"We expect proposals on how to move forward on this deep conflict that goes back to 1994," Kirchner told the General Assembly.
She added however that she would not act on any proposal without first consulting with victims of the attack and political parties back home.
Argentina has South America's largest Jewish community, about 300,000.
In the attack on July 18, 1994 a van loaded with explosives exploded outside the Israeli-Argentine Mutual Aid Association, or AMIA in Spanish.
Besides the fatalities, more than 300 people were injured in the country's worst terrorist attack. The six-story building that housed the association was leveled.
In 2006, Argentina indicted and sought the extradition of eight Iranians over the massacre. They include the current defense minister and former president Akbar Hashemi Rafsanjani.
Kirchner recalled Tuesday that Argentina has raised the possibility of holding a trial in a third country.
Argentine prosecutors allege that the attack was planned and financed in Tehran and carried out by a Hezbollah cell.

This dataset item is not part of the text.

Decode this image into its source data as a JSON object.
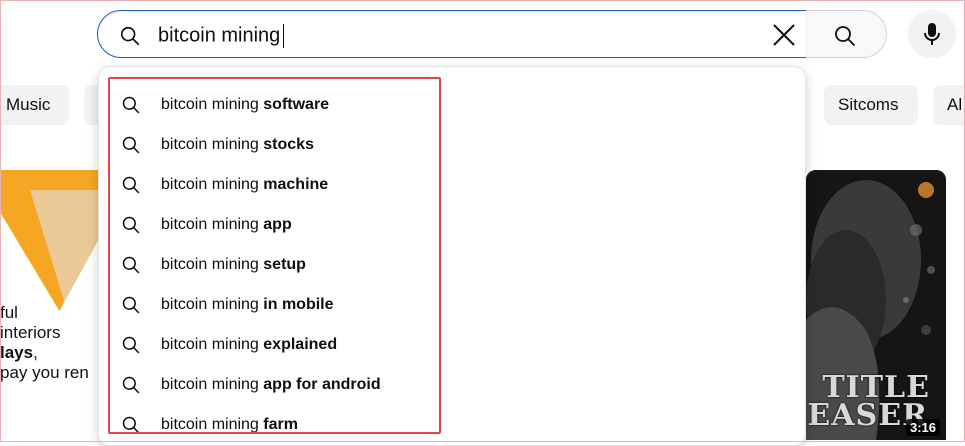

In July of last year, the Iranian foreign ministry denied those eight people were involved but said it was prepared to hold a "constructive dialogue" and "cooperate with the Argentine government to shed all light" on the attack.